[TASK REQUIREMENTS]: The response has to reproduce all entries exactly while excluding their pictures.

Dataset rows describing interfaces:
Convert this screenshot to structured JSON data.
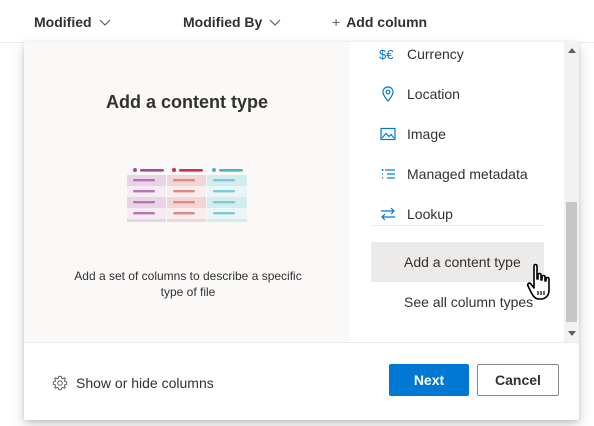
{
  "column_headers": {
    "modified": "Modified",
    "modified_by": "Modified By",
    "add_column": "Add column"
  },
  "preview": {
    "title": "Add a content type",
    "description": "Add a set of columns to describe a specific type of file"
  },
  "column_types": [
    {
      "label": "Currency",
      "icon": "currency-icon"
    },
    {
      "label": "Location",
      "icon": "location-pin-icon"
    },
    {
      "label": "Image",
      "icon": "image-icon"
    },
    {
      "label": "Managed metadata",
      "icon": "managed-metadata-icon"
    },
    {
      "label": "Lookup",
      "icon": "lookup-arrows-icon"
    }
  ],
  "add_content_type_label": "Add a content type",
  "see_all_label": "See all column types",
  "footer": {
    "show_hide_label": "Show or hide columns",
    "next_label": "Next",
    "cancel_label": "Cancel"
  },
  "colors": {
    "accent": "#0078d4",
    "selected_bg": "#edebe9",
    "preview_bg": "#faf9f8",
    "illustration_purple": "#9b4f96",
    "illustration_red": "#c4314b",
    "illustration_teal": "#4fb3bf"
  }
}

[ANSWER SPACE]:
Convert this screenshot to structured JSON data.
{
  "column_headers": {
    "modified": "Modified",
    "modified_by": "Modified By",
    "add_column": "Add column"
  },
  "preview": {
    "title": "Add a content type",
    "description": "Add a set of columns to describe a specific type of file"
  },
  "column_types": [
    {
      "label": "Currency",
      "icon": "currency-icon"
    },
    {
      "label": "Location",
      "icon": "location-pin-icon"
    },
    {
      "label": "Image",
      "icon": "image-icon"
    },
    {
      "label": "Managed metadata",
      "icon": "managed-metadata-icon"
    },
    {
      "label": "Lookup",
      "icon": "lookup-arrows-icon"
    }
  ],
  "add_content_type_label": "Add a content type",
  "see_all_label": "See all column types",
  "footer": {
    "show_hide_label": "Show or hide columns",
    "next_label": "Next",
    "cancel_label": "Cancel"
  },
  "colors": {
    "accent": "#0078d4",
    "selected_bg": "#edebe9",
    "preview_bg": "#faf9f8",
    "illustration_purple": "#9b4f96",
    "illustration_red": "#c4314b",
    "illustration_teal": "#4fb3bf"
  }
}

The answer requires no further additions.